==== Records to process ====

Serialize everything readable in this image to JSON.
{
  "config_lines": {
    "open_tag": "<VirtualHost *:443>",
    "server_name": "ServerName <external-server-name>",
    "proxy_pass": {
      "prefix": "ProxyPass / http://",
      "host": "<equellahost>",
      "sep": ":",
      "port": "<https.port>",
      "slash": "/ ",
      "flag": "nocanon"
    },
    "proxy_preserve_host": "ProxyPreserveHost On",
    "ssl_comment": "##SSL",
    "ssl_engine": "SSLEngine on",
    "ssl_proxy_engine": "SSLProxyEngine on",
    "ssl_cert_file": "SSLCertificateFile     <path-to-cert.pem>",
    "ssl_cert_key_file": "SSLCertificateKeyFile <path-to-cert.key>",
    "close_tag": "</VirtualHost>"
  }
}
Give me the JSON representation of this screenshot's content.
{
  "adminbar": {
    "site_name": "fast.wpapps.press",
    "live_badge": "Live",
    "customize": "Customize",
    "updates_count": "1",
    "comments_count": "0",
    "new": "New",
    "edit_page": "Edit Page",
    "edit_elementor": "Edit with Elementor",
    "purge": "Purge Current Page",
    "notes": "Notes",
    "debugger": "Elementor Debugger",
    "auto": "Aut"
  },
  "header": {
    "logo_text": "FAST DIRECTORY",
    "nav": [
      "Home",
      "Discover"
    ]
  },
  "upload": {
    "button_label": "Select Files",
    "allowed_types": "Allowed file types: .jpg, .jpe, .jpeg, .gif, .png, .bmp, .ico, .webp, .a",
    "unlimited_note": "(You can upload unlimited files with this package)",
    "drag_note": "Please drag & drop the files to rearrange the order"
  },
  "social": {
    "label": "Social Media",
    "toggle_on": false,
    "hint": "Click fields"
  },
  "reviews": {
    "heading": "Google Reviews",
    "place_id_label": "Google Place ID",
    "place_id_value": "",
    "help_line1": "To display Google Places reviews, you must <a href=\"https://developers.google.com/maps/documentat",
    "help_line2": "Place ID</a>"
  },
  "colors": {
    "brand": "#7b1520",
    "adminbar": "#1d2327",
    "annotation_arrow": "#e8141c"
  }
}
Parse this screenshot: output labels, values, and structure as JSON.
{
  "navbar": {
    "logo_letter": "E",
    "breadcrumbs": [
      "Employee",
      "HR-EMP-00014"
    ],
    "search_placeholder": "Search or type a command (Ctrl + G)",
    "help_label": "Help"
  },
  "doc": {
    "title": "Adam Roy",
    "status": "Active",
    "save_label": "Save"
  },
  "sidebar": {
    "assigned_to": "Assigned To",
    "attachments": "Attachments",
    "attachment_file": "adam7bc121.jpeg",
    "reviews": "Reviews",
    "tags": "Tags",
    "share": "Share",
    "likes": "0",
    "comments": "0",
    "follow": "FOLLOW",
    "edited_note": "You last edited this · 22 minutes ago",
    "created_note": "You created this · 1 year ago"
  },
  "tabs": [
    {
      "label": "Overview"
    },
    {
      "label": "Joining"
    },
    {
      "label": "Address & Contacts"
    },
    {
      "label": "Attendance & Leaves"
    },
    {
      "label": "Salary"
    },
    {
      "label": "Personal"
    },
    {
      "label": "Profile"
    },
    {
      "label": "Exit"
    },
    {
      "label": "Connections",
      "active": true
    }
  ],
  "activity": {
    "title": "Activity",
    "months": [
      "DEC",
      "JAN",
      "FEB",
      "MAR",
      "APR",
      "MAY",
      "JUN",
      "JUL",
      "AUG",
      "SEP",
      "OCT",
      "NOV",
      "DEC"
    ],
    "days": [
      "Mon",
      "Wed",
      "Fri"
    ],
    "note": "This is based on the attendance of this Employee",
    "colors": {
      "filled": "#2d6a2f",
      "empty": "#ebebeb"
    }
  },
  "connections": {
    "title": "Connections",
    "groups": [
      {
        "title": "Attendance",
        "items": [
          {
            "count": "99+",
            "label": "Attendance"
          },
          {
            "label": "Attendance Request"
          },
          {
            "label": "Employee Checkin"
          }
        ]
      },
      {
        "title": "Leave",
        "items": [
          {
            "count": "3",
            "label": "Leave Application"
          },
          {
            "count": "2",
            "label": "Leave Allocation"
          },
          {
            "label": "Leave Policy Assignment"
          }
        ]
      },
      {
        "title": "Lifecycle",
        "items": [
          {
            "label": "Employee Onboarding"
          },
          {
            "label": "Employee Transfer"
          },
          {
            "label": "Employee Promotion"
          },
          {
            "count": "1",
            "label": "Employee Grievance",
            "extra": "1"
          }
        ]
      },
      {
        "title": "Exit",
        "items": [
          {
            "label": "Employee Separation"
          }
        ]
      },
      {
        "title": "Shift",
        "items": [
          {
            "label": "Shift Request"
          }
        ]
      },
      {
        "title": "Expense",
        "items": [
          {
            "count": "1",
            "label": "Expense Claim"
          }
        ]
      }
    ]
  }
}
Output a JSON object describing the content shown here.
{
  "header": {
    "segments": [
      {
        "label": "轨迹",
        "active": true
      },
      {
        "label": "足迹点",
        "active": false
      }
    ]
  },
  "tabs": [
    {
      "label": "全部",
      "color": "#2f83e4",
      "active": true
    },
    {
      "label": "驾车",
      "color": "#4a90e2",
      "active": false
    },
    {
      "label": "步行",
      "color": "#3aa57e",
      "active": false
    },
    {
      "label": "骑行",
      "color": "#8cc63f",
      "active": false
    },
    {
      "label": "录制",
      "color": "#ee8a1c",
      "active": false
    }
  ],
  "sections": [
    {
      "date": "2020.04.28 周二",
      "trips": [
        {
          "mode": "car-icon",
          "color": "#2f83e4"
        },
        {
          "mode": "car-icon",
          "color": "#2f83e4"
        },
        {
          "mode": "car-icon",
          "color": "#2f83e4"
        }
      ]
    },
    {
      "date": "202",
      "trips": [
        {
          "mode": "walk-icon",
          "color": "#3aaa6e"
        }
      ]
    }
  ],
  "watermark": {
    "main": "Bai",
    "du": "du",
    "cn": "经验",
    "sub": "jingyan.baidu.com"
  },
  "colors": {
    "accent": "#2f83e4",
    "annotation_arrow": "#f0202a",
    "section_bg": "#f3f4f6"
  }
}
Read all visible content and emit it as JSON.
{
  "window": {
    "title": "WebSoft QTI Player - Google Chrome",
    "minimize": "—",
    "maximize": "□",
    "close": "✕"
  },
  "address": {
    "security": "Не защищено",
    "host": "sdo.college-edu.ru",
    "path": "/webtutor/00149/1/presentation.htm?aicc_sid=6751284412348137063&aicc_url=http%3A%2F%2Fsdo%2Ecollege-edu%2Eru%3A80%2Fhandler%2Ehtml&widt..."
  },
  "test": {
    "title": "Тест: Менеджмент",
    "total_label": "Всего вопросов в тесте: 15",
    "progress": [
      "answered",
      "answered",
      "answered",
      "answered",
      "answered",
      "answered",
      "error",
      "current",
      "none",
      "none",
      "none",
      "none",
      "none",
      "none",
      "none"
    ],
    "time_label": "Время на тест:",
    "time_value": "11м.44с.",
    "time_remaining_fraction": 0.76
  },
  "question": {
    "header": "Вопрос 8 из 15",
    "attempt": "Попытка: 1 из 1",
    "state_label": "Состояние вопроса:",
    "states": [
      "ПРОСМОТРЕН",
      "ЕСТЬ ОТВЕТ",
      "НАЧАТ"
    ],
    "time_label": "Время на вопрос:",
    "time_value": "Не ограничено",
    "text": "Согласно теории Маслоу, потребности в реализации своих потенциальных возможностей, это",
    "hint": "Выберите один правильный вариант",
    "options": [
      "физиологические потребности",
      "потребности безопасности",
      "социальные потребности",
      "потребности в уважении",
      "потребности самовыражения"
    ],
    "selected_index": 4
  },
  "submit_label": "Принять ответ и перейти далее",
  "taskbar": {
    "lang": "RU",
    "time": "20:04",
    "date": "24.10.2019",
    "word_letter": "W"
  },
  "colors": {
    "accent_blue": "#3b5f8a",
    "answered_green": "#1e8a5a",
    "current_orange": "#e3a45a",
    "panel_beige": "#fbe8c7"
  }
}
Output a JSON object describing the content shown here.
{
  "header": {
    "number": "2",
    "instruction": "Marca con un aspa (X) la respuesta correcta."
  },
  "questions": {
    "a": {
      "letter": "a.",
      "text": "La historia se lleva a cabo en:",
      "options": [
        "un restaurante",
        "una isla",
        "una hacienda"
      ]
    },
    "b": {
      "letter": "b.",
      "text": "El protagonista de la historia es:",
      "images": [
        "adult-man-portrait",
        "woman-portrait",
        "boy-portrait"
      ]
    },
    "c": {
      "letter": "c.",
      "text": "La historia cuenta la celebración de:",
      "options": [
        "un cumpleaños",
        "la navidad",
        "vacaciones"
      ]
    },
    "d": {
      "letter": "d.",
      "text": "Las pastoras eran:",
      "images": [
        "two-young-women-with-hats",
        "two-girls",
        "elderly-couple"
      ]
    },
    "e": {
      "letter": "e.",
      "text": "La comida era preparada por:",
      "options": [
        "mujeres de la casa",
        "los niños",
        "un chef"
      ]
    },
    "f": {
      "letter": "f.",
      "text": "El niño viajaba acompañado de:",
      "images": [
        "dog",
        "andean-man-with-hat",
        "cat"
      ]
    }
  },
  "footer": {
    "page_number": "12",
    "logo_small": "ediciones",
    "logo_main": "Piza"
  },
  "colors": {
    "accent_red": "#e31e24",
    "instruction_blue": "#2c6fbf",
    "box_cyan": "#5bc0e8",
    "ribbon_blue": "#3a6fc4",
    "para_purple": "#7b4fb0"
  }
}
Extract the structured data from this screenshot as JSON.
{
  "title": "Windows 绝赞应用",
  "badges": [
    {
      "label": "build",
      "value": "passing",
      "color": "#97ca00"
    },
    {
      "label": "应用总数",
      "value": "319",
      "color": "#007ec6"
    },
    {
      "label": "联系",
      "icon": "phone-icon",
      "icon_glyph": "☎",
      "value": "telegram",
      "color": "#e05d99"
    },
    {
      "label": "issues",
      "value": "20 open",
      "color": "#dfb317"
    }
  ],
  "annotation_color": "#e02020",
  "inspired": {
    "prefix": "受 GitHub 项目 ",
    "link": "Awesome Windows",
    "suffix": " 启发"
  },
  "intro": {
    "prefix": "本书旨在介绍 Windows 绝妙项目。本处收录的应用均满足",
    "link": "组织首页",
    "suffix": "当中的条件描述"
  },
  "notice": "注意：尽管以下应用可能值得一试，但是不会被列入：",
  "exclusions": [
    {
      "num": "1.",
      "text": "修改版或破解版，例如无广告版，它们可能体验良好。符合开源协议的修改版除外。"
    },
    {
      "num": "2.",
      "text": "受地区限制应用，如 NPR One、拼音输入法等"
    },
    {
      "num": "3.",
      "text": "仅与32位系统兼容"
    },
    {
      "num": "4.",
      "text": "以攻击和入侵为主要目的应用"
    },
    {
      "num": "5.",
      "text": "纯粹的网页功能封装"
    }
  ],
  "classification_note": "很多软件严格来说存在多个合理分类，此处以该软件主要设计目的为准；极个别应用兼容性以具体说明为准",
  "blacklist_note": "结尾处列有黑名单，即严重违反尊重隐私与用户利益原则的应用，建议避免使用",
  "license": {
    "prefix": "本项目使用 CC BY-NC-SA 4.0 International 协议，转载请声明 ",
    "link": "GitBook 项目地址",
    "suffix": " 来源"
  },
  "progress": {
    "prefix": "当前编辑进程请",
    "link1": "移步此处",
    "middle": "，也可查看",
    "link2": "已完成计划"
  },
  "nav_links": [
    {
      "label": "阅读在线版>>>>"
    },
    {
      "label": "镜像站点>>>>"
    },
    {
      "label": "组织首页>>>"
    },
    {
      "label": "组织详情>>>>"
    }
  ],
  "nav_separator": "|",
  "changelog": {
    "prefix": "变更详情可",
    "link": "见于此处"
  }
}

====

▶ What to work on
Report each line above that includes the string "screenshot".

▶ Result
Give me the JSON representation of this screenshot's content.
Parse this screenshot: output labels, values, and structure as JSON.
Extract the structured data from this screenshot as JSON.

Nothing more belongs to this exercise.